FROM THIS EPISODE
In Detroit today, Donald Trump made what was billed as a "major economic address," promising again to cut taxes and put a hold on regulations. As to recent Labor Department reports that suggest a growing economy, he said, "One in five American households do not have a single member in the labor force. Not a single member in the labor force, not a single member of a household. These are the real unemployment numbers. The five percent figure is one of the biggest hoaxes in modern politics."
"Black Lives Matter" was a phrase used on Facebook after the killing of Trayvon Martin in 2012. Then it became a hashtag that's become a nationwide network using social media, making race an unavoidable topic of conversation in the last days of the Obama Administration. Protesters show up on TV news: denouncing police shootings, interrupting speakers, and blocking streets and highways. There's still no particular leader, but now the network is one of 60 black-led organizations formally demanding specific changes in public policy. Some claim it's indirectly responsible for the killings of police. Others call it the latest phase in the civil rights movement.
Lowery on what's next for Black Lives Matter
Black Youth Project 100 on the agenda to build black futures
Kavin on the class politics of Black Lives Matter
Johnson on the disputed influence of Black Lives Matter
Civil rights pioneer, Congressman John Lewis on the 'The New York Radio Hour'
Year after year, NBC's coverage of the Olympics has been criticized by sports fans and others. The games in Rio are no exception. NBC has delayed broadcast of the Opening Ceremonies and major events, even though Brazil is only one hour ahead of the East Coast of the US. Some viewers there are angry, and those on the West Coast are feeling deprived and manipulated, as we hear from Johathan Tannenwald, a sportswriter for Philly.com.
Matt Lauer and Meredith Vieira give viewers a taste of the beach in Ipanema
More From To the Point
Touching down in fly-over country Dodge City, Kansas and Erie, Pennsylvania may have something in common. That’s just one surprise in “Our Towns,” a new book by James and Deborah Fallows. The veteran Atlantic magazine correspondent and his scholarly wife spent two weeks in each of 25 different cities. Their search for America’s character provides anecdotes, comparisons and distinctions after a journey of 100,000 miles.
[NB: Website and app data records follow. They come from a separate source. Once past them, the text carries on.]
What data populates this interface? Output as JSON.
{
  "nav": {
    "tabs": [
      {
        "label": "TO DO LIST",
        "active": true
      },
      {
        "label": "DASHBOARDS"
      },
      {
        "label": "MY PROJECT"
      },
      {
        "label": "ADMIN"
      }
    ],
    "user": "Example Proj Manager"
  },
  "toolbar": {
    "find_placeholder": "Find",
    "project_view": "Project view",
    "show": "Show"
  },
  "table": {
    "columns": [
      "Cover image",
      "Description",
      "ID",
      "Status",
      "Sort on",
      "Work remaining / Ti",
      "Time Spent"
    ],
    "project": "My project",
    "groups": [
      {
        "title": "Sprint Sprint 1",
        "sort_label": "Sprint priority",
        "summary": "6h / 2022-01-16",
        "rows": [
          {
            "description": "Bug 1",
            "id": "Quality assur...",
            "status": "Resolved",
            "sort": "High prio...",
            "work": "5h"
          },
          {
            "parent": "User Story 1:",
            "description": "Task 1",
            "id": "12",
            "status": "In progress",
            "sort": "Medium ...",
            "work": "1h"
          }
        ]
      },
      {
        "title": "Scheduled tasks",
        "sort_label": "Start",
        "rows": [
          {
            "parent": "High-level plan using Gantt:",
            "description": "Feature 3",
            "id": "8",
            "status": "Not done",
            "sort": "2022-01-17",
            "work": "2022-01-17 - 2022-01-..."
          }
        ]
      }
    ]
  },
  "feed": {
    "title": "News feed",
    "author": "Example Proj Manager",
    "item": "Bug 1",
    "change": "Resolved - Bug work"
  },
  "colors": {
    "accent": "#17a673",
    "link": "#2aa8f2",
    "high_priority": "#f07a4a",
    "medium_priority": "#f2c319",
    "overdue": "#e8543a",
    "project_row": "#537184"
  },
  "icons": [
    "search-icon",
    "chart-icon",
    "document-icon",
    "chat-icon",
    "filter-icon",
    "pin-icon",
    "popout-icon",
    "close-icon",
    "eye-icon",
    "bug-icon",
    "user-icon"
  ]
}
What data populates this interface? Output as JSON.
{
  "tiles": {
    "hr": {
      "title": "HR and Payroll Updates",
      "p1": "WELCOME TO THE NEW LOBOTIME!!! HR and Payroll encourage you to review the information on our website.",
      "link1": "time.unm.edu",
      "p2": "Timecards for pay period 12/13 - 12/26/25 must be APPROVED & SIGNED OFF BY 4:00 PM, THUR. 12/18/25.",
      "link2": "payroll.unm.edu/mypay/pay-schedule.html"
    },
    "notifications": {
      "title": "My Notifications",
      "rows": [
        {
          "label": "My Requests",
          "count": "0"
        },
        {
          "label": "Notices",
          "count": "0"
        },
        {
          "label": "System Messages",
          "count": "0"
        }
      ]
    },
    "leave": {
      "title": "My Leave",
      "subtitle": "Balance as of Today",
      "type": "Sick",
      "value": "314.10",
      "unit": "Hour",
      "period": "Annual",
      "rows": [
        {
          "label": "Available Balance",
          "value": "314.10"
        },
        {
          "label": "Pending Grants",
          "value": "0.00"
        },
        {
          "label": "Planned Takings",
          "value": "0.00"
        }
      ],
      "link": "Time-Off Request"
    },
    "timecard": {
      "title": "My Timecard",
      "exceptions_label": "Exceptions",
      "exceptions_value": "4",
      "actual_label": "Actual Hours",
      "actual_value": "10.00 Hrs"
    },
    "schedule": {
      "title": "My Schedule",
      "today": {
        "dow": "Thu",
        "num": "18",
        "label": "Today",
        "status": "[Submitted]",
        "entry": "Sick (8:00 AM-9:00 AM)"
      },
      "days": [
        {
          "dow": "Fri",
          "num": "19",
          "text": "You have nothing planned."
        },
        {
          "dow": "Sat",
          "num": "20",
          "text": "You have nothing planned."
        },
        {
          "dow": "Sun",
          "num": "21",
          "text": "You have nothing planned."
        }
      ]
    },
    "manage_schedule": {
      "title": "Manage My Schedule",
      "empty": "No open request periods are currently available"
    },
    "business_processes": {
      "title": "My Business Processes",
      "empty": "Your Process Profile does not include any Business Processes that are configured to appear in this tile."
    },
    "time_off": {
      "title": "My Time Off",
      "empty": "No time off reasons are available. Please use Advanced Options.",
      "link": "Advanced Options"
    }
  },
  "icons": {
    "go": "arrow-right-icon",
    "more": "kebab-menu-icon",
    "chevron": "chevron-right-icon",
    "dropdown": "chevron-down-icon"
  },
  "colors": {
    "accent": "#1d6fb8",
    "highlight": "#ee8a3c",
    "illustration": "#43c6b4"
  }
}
Teachers are battling back Teachers are mad as hell in several red states. They’re walking out over cuts in pay and reductions in classroom support. It’s a grass-roots rebellion from West Virginia to Kentucky and Arizona. Will it renew support for the value of public education in a changing economy?
After the Iran Nuclear Deal: Does Trump have a Plan B President Trump made good on a campaign promise. The U.S. is out of the “horrible” “one-sided” Iran nuclear deal. Can it stop Iran from restoring its nuclear program? Make diplomatic peace with allies in Europe? Convince North Korea the U.S. can be trusted?